Learn New Stuff and Get Stuff Done

Fairy Garden Workshop. I do believe in fairies, I do! I do! But even if you don’t, there’s no harm in building a charming succulent bowl complete with little fairy miniatures and fairy sized amenities. Whether you’re an avid gardener, just really into fairies (you are welcome to wear wings) or just looking for something to do on a Sunday morning, this monthly class is always a good bet. 10 a.m. to noon Sunday, May 27. Green Things, 3384 E. River Road. Prices vary: Pots start at 5 bucks, succulents start at $2.99 and fairy garden miniatures start at $1. If you’re strapped for cash, we heard minimalism is really in for fairy décor right now, so no worries.
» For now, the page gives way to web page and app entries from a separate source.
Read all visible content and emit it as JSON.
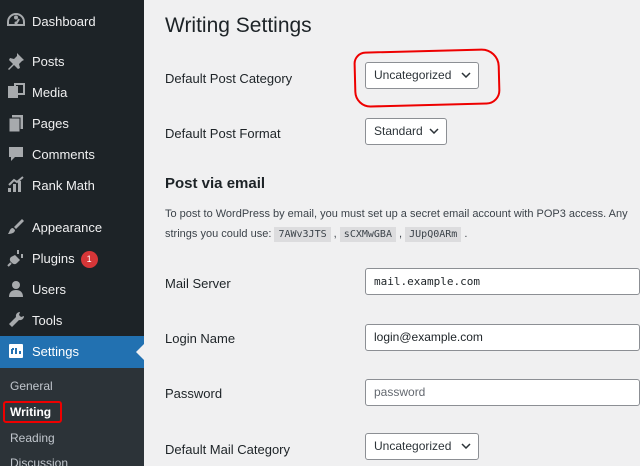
{
  "sidebar": {
    "items": [
      {
        "label": "Dashboard",
        "icon": "dashboard-icon"
      },
      {
        "label": "Posts",
        "icon": "pin-icon"
      },
      {
        "label": "Media",
        "icon": "media-icon"
      },
      {
        "label": "Pages",
        "icon": "pages-icon"
      },
      {
        "label": "Comments",
        "icon": "comment-icon"
      },
      {
        "label": "Rank Math",
        "icon": "chart-icon"
      },
      {
        "label": "Appearance",
        "icon": "brush-icon"
      },
      {
        "label": "Plugins",
        "icon": "plug-icon",
        "badge": "1"
      },
      {
        "label": "Users",
        "icon": "users-icon"
      },
      {
        "label": "Tools",
        "icon": "wrench-icon"
      },
      {
        "label": "Settings",
        "icon": "settings-icon"
      }
    ],
    "submenu": [
      "General",
      "Writing",
      "Reading",
      "Discussion"
    ]
  },
  "page": {
    "title": "Writing Settings",
    "default_post_category_label": "Default Post Category",
    "default_post_category_value": "Uncategorized",
    "default_post_format_label": "Default Post Format",
    "default_post_format_value": "Standard",
    "post_via_email_title": "Post via email",
    "email_desc_line1": "To post to WordPress by email, you must set up a secret email account with POP3 access. Any",
    "email_desc_line2_prefix": "strings you could use:",
    "random_strings": [
      "7AWv3JTS",
      "sCXMwGBA",
      "JUpQ0ARm"
    ],
    "mail_server_label": "Mail Server",
    "mail_server_value": "mail.example.com",
    "login_name_label": "Login Name",
    "login_name_value": "login@example.com",
    "password_label": "Password",
    "password_value": "password",
    "default_mail_category_label": "Default Mail Category",
    "default_mail_category_value": "Uncategorized"
  },
  "colors": {
    "sidebar_bg": "#1d2327",
    "active": "#2271b1",
    "annotation": "#e00000"
  }
}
Grant Writing Class. You never know when the skill of grant writing will come in handy. It’s great to put on a resume, or maybe you volunteer with a nonprofit. Maybe you’re an academic who spends a lot of time applying for grants and is looking to step up your game. Regardless, this two-day workshop, which is endorsed by the Grant Professionals Association, will go over everything about how to find and write grants. Beginners and experienced grant writers are welcome to attend the session, hosted by the Tucson Police Department. 9 a.m. to 4 p.m. on Wednesday, May 23 and Thursday, May 24. Tucson Police Department Westside Substation, large conference room, 1310 W. Miracle Mile. $455.

Free Vaccination Clinic. Pack up the pets, then PACC up the pets, when you head over to Pima Animal Care Center to get your babies vaccinated. When there’s a free event like this one, with animals of all ages welcome, there’s hardly an excuse for not taking your little furry loved ones on over to make sure they can stay healthy and safe. Maybe treat them to some peanut butter or catnip after it’s over, though. 8 a.m. to noon. Saturday, May 26. Pima Animal Care Center, 2500 E. Ajo Way. Free.

Fun in General

Our Big Fat Gay Yard Sale. Got some fabulous stuff you don’t need anymore? On the lookout for some fabulous stuff you don’t need, but still want? Head over to this extravaganza hosted by Tucson Pride. They’re looking for donations of pretty much everything under the sun: appliances, furniture, clothing, strollers, potted plants, artwork—you’ve got it, they’re probably interested. All proceeds benefit Tucson Pride, so if you don’t have any items to donate, stop by and buy something. You know what they say: One man’s dingy appliance is another man’s distinguished pleasure. 7 a.m. to 2 p.m. on Saturday, May 26. 11 N. Longfellow Ave. Free.

Memorial Summer Beach Bash. Grab your flip flops and pool cover up, because we’re going to the beach! OK, well, we’re going to the Living Room at La Encantada, a wine lounge that’s going to have some seriously beachy vibes in honor of Memorial Day weekend. DJ MGM is playing during the mimosa brunch from 11 a.m. to 2 p.m., Ten Strings will be providing live reggae music from 3:30 to 6:30 p.m., and DJ Phatal will be blessin’ us with the beats from 7 p.m. to close. Grab a burger and beer for 11 bucks, a brat and a beer for 10 bucks and $4 tiki drinks. And it’s happy hour all day! 11 a.m. Saturday, May 26. The Living Room La Encantada, 2905 E. Skyline Dr.
Memorial Day Family Picnic. Memorial Day Picnics, complete with hotdogs, potato salad and some sort of dessert, are incredible. But wouldn’t they be even better if you didn’t have to do any of the planning? Tucson Church International is providing the hamburgers, hot dogs and drinks at this midday rendezvous, and everyone else can bring whatever side dish, dessert and/or friends and family they want. Sunday, May 27. 11 a.m. to 3 p.m. Reid Park, 100 S. Country Club Road at Ramada #3, behind the rose garden and the lake. Free.